Reid is effective as chameleon-like Professor Jordan, changing from smooth talker to aggressive attacker, sometimes with a German accent.
Reed’s comedy is highlighted in his portrayal of Professor Jordan’s wife and as the fumbling, near comatose presenter at a Scottish event.
Murder is not something to laugh about! But this is one exception in an extremely hilarious, ridiculously funny play.
A farce involves taking a serious situation and exaggerating it to the extreme. “The 39 Steps” overachieves with an emphasis on physical movement and contortions, miscues, mistaken identities and extreme facial expressions.
The set is simple with all of the props stacked neatly at the back of the stage. They are retrieved by the cast and crew as needed without any pretense of hiding that function from the audience.
Note: The actors are very fluid, rapidly speaking and moving from all parts of the stage. There are times when facing the back of the stage that their dialogue is sometimes muffled.

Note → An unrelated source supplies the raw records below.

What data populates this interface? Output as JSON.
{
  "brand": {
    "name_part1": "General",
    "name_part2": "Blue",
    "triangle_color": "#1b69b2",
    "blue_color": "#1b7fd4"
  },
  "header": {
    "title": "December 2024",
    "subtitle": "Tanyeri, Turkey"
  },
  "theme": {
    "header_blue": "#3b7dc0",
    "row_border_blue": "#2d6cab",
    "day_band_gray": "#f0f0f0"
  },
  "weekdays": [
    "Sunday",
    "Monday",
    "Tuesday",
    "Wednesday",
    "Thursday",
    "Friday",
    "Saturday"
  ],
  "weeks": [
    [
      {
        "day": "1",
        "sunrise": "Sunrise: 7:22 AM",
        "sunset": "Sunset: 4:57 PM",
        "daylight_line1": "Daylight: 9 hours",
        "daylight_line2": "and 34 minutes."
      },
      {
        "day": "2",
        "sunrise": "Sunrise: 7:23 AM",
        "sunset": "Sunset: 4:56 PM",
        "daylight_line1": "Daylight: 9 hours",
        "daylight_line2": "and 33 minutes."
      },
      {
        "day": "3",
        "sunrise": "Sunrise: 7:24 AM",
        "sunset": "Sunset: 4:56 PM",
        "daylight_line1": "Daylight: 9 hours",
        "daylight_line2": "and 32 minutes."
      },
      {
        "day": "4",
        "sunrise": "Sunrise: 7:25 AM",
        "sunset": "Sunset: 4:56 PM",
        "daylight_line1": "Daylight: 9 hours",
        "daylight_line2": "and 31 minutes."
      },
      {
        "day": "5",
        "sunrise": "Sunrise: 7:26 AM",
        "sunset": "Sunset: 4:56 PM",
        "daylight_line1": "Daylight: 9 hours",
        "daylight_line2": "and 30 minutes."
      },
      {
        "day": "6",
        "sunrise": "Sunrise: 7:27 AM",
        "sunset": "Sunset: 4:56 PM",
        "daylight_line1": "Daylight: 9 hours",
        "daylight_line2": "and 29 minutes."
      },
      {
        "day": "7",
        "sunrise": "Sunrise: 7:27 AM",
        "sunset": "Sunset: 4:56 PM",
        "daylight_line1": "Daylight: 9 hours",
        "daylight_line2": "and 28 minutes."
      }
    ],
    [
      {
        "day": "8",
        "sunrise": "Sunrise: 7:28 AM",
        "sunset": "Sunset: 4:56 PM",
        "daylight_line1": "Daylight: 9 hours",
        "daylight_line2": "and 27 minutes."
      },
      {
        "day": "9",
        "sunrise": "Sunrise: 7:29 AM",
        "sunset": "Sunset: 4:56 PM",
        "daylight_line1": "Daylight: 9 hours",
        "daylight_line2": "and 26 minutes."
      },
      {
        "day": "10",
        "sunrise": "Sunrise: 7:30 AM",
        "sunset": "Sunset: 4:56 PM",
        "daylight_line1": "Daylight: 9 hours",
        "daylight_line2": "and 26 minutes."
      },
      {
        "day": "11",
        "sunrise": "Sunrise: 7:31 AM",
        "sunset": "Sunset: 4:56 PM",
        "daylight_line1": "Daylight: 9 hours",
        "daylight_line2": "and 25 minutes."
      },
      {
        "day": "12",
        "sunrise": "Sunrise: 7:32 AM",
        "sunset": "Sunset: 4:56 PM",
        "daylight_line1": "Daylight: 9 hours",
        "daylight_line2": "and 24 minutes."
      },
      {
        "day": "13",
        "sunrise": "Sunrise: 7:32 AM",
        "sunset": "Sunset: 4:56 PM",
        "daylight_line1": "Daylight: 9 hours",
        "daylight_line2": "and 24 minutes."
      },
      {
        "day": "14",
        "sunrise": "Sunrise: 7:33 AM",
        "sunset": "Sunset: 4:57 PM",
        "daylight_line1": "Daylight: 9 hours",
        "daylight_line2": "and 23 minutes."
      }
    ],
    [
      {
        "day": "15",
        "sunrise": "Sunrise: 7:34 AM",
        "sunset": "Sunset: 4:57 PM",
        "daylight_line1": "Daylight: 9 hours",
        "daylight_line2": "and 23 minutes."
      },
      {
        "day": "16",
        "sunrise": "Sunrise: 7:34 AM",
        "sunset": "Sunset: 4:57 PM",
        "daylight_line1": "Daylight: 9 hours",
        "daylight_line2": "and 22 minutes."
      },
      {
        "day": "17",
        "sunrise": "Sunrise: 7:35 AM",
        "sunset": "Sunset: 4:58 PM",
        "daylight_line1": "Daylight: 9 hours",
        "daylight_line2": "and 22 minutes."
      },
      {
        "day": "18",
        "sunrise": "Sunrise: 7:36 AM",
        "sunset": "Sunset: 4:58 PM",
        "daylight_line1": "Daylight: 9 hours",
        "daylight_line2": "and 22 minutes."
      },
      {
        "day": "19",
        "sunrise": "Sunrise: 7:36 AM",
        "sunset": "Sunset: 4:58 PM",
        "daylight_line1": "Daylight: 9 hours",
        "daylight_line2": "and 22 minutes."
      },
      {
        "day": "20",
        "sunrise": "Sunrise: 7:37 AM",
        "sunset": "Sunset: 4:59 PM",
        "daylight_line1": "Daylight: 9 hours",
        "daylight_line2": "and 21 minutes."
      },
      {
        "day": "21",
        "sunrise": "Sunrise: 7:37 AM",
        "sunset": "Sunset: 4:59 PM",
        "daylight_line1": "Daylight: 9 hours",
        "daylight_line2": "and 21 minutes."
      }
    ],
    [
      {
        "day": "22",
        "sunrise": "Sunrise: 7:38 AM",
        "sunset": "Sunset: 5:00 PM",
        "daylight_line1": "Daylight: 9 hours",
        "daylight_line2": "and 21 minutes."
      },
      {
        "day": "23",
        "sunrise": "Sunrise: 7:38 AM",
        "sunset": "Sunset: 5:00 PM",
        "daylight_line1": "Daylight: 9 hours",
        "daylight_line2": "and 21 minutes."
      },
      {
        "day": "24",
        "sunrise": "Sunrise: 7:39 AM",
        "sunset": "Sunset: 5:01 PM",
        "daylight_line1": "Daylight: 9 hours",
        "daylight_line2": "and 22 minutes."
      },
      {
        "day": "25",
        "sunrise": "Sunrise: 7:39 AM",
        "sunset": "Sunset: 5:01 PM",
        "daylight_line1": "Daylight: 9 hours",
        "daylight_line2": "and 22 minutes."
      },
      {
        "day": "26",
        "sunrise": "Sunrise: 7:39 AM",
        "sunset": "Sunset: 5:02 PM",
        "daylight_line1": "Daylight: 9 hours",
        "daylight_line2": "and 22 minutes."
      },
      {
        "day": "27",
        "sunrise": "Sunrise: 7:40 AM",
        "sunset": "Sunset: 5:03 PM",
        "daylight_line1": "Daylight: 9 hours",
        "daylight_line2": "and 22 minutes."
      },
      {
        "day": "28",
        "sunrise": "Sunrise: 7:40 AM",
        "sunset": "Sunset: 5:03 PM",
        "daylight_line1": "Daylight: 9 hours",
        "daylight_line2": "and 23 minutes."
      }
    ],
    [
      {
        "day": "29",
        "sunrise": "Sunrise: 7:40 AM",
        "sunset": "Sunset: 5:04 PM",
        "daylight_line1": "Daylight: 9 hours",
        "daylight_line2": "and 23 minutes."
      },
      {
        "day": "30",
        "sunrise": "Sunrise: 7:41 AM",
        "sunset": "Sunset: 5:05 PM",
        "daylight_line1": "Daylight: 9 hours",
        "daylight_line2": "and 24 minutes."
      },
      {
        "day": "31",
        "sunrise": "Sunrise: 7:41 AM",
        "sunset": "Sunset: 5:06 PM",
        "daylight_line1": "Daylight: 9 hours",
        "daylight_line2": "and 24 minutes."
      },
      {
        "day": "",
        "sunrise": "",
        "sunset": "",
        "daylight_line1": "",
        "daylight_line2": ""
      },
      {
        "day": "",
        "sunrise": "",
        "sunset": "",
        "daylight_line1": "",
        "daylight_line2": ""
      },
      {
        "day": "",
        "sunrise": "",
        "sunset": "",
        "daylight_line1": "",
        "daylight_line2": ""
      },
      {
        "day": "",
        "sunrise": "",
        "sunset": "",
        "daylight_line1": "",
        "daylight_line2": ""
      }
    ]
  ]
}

Directed by Mikki Monfalcone.
“The 39 Steps” was adapted by Patrick Barlow from the novel by John Buchan.
“The 39 Steps” is a production of Pitt Stages Productions – University of Pittsburgh, Henry Heymann Theatre. It runs from October 21 through October 30. For more information, click here.